▶ TASK PROMPT
Would you please copy each line below that includes the string "date"?

===== INFORMATION SUPPLIED

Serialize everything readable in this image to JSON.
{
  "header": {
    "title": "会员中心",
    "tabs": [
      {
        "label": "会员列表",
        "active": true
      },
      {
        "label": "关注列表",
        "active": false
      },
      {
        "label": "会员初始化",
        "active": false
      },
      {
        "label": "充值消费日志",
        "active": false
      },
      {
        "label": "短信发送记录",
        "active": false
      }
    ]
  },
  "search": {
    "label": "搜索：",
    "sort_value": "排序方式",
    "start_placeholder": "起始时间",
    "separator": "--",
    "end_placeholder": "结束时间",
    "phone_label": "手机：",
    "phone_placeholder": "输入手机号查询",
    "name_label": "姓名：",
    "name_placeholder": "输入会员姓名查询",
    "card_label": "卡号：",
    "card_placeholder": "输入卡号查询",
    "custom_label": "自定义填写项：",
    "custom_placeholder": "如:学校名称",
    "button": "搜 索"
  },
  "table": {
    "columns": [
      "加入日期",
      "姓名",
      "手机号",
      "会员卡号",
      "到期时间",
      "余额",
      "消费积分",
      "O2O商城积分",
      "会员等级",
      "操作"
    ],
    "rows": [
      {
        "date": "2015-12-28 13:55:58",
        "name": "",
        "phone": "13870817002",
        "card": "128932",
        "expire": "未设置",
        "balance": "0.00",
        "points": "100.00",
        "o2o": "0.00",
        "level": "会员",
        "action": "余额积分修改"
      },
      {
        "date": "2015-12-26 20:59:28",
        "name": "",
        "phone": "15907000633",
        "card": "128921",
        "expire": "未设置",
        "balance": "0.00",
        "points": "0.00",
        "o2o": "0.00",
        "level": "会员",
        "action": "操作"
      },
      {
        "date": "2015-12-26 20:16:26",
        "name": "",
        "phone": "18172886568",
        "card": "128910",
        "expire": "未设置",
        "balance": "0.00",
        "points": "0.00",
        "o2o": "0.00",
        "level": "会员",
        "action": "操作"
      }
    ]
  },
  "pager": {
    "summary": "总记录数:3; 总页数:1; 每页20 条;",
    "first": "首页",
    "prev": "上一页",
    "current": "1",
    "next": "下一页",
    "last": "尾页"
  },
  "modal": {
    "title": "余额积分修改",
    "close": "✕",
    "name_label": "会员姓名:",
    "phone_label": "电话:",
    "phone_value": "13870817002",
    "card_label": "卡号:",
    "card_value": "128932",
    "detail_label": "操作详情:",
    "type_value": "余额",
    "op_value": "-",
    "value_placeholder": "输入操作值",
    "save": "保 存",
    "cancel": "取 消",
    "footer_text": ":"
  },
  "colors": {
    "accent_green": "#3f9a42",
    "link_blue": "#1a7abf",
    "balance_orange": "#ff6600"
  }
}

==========

▶ WRITTEN RESPONSE
        "date": "2015-12-28 13:55:58",
        "date": "2015-12-26 20:59:28",
        "date": "2015-12-26 20:16:26",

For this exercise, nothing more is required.